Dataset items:
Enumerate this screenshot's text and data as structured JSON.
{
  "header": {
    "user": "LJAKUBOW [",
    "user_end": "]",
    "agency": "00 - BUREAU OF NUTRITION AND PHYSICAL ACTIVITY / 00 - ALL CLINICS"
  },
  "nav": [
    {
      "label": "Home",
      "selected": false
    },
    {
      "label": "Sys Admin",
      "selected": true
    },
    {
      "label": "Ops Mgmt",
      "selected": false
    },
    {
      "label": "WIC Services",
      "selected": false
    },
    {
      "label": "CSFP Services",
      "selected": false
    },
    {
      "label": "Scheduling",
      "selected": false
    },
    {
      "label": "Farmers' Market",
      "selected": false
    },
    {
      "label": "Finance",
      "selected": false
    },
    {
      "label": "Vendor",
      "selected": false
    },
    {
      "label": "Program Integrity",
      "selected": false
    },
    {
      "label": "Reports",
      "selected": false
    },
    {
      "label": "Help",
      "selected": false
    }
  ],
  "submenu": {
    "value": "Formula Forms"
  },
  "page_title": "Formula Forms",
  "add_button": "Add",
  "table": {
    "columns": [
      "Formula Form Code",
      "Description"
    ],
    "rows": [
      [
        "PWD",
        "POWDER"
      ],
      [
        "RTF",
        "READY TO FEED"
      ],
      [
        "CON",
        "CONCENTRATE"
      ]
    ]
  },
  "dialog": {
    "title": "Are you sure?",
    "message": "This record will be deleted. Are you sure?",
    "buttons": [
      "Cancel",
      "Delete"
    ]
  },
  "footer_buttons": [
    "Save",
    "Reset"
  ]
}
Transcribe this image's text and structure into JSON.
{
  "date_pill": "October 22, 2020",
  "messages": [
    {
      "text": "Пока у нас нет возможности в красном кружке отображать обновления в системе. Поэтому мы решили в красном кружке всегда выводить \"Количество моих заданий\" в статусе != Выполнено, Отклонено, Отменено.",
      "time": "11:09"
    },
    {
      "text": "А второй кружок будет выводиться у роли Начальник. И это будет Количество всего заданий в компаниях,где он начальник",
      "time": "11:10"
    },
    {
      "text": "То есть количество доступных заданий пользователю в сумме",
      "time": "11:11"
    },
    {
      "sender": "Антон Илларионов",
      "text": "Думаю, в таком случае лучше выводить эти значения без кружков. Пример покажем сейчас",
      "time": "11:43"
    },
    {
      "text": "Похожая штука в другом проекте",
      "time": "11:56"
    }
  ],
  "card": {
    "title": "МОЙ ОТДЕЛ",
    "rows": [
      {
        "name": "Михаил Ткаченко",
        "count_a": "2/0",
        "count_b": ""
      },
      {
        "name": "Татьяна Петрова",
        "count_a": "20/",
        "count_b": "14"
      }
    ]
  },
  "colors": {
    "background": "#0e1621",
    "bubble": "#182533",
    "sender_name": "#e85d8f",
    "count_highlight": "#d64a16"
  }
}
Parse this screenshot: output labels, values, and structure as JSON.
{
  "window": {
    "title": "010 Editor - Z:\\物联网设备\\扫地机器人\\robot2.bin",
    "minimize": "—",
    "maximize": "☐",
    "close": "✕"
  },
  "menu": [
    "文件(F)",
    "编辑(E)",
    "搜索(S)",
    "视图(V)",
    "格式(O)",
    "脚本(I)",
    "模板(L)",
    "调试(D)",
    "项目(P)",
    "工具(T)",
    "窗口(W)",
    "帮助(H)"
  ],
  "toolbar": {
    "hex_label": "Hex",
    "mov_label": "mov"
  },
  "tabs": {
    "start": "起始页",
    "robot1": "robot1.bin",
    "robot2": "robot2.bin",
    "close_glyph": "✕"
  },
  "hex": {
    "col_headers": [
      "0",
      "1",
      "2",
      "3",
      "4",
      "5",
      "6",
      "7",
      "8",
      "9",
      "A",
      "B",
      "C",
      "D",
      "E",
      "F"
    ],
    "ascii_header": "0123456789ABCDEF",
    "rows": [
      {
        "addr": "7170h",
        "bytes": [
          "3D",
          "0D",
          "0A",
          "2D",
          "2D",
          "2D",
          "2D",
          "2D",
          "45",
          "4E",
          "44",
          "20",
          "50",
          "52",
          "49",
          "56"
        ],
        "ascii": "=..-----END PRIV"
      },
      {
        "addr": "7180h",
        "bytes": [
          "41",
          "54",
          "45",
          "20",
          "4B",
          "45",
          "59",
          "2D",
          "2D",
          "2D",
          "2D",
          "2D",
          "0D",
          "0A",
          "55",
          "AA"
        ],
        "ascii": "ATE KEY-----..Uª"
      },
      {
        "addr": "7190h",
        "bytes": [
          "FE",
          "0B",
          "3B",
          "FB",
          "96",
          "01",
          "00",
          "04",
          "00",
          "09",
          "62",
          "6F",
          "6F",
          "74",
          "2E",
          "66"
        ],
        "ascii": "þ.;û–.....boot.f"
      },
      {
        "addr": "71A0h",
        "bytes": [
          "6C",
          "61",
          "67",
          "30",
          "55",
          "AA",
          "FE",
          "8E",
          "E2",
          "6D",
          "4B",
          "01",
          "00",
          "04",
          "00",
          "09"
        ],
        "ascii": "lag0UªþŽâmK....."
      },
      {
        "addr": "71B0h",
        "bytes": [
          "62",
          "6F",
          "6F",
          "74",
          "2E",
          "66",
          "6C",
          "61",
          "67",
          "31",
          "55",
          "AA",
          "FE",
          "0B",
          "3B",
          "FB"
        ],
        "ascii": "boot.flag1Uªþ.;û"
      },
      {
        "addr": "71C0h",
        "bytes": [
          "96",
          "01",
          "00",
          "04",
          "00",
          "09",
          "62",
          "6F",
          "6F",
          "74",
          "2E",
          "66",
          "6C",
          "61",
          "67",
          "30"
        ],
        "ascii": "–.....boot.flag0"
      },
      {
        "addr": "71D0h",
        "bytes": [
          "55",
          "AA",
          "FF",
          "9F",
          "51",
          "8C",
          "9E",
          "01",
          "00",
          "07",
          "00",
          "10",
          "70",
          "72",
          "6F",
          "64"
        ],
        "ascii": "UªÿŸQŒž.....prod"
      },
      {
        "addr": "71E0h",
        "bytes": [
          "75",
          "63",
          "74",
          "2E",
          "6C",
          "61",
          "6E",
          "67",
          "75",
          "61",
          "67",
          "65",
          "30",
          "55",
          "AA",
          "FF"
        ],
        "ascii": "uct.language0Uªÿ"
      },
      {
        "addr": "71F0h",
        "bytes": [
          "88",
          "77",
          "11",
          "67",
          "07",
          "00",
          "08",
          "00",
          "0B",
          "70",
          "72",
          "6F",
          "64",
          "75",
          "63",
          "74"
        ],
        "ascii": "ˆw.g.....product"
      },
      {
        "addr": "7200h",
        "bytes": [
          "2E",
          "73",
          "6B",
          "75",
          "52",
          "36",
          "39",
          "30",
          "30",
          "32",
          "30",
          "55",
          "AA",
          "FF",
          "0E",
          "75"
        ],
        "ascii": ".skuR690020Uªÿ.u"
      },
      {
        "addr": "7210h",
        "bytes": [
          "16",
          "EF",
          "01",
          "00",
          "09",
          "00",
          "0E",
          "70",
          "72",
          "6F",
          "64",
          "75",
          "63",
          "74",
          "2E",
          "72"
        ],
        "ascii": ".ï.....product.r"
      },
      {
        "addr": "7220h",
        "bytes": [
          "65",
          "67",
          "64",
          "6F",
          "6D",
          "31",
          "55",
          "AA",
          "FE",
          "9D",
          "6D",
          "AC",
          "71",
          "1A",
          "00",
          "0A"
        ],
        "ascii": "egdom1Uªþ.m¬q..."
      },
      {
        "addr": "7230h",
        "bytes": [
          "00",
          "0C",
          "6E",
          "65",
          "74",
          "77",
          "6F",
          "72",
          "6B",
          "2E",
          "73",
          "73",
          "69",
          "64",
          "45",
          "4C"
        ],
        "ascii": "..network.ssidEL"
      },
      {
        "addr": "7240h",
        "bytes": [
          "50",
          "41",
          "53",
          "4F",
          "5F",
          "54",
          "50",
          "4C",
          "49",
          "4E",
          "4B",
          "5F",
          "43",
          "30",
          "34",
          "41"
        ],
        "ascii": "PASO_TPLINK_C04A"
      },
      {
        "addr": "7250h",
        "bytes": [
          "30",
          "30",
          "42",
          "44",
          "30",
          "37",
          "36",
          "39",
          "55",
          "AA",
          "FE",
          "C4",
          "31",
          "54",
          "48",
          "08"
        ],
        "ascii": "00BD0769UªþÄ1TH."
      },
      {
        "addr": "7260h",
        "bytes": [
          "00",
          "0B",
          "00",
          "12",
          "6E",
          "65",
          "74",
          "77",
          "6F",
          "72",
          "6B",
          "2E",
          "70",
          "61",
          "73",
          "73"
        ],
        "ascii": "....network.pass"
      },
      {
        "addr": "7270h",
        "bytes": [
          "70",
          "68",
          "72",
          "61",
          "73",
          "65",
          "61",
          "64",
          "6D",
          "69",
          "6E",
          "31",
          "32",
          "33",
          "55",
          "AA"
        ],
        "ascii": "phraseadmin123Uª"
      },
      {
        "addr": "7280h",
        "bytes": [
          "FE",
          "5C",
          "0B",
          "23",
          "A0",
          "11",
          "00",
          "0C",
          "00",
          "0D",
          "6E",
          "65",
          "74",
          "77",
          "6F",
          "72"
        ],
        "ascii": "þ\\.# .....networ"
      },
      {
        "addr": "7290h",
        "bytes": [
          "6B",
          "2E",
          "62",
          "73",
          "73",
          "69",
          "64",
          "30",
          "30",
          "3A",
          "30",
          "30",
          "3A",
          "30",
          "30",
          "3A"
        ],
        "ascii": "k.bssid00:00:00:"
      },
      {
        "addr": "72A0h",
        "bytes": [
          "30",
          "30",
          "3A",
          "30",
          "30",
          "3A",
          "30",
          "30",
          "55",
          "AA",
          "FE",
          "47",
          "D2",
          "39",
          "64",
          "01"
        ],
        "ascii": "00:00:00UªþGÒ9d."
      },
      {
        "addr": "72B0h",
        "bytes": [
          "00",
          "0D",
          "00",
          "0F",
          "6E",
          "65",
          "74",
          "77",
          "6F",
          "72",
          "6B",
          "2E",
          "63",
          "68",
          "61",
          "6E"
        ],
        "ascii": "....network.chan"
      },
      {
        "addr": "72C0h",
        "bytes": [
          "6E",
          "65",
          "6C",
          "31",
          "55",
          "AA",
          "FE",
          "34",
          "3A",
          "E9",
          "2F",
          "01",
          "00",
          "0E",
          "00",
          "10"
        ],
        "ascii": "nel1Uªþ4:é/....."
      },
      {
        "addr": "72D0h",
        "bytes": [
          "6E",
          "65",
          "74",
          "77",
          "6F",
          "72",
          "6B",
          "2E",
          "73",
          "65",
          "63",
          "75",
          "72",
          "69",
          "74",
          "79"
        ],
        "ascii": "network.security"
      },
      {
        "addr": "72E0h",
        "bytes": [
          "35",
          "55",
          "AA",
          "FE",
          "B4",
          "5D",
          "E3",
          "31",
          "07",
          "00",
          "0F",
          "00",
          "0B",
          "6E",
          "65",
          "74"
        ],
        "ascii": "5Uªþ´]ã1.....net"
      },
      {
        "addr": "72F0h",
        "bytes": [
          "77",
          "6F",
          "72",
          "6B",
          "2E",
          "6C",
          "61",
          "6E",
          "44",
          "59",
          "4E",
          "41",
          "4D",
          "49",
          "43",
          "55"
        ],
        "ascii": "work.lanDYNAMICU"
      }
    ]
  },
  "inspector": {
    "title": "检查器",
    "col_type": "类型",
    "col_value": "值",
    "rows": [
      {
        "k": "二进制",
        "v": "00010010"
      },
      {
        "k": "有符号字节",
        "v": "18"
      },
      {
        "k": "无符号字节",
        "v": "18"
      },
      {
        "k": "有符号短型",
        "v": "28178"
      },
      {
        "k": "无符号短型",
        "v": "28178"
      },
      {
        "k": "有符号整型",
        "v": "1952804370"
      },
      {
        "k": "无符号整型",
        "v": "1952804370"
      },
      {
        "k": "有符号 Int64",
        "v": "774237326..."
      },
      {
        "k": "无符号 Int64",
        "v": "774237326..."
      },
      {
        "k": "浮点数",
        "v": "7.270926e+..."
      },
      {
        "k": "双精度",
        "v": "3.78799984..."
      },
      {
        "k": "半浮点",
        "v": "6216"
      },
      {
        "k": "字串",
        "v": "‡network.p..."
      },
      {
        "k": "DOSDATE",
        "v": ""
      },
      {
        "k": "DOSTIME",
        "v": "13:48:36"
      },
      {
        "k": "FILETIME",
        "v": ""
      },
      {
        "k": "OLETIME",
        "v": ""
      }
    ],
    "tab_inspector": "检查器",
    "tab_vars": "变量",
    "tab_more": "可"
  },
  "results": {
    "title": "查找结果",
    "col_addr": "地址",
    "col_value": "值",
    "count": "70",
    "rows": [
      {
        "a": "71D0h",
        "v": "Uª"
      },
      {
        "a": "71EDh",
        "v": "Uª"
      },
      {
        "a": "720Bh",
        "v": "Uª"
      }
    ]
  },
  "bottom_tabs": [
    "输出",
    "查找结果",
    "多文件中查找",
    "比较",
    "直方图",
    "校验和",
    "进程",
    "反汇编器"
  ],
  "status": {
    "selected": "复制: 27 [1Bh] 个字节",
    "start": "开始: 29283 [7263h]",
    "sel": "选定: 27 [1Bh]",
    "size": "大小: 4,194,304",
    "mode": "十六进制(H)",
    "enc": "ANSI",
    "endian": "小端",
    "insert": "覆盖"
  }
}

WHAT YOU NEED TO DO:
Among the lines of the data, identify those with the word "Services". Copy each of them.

ANSWER TO THIS TASK:
      "label": "WIC Services",
      "label": "CSFP Services",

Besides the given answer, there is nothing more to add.